Manuscript: The Exeter Book. Edition: Krapp, George Philip, and Elliot Van Kirk Dobbie, eds. The Exeter Book. ASPR 3. New York: Columbia UP, 1936. Note: The interpretation of Wulf and Eadwacer is much in dispute, and my translation, obviously, presents only one reading. The situation has traditionally been thought to be this: an unnamed woman speaker, in love with a man, Wulf – long away from her, perhaps in exile – has, meantime, been taken as wife or mistress by another warrior, Eadwacer; the speaker laments her position and cries out against Eadwacer.

Hyperlinks to annotations are added in-line in the text, in bolded brackets.

Text

To my people it is as if one offered them battle [ 1 ]:
they will receive him, if he with threat [ 2 ] comes. [ 3 ]
Unlike is it to us.
Wulf is on one island, I on another.
Fast is that island, by fen surrounded;5
fierce are the men on that island:
they will receive him, if he with threat [ 4 ] comes.
Unlike is it to us.
My Wulf’s wide-wanderings, expected, I endure.
When it was rainy weather, and I sat tearful,10
then that battle-bold [ 5 ] clasped me in arms:
delight to me, that, yet pain as well.
Wulf, my Wulf, my hopes of thee
sickened me, thy seldom-coming,
a mourning mind, not lack of food.15
Hearest thou, Eadwacer?
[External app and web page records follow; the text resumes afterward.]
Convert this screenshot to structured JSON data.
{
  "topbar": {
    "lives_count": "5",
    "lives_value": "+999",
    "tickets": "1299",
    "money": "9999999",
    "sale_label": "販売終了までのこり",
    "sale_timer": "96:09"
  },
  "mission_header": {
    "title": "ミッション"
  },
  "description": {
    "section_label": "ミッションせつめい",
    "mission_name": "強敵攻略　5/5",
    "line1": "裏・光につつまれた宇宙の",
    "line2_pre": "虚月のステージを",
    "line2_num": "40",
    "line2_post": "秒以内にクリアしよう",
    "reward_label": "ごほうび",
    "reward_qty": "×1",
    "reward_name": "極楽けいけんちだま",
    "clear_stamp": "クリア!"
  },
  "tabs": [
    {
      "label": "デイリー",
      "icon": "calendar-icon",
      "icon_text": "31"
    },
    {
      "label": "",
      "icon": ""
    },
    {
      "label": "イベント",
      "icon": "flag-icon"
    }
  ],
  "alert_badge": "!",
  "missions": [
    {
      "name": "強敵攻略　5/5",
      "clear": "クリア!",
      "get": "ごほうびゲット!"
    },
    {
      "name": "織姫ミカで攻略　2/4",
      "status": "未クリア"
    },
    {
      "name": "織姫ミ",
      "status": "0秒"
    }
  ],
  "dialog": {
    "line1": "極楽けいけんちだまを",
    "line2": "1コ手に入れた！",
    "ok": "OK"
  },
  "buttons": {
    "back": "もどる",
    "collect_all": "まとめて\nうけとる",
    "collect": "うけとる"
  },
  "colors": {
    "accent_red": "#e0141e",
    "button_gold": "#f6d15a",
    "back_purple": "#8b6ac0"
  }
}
Our [ 6 ] sorry whelp
A Wulf bears to woods.
One easily slits what never was joined:
our song together.

Translation copyright © 1982, Jonathan A. Glenn. All rights reserved.

Annotations

[ 1 ] battle. OE lac. This is an example of the interpretive difficulties bedevilling this poem, for lac may also mean ‘offering’ or ‘gift.’ [Return to text.]

[ 2 ] threat. OE þreat ‘troop, crowd,’ etc. [Return to text.]

[ 3 ] they … come. Some treat this as a question. There is, as well, some dispute over the meaning of aþecgan, which I have translated as ‘receive.’ [Return to text.]

[ 4 ] Lines 2-3 and 7-8 are obviously parallel (word-for-word repetition, in fact) but with, perhaps, slightly different meanings. [Return to text.]

[ 5 ] battle-bold. I.e., ‘warrior.’ This is, apparently, Eadwacer. [Return to text.]

[ 6 ] our. The OE uncerne is dual in number, not simply plural: ‘of us two.’ [Return to text.]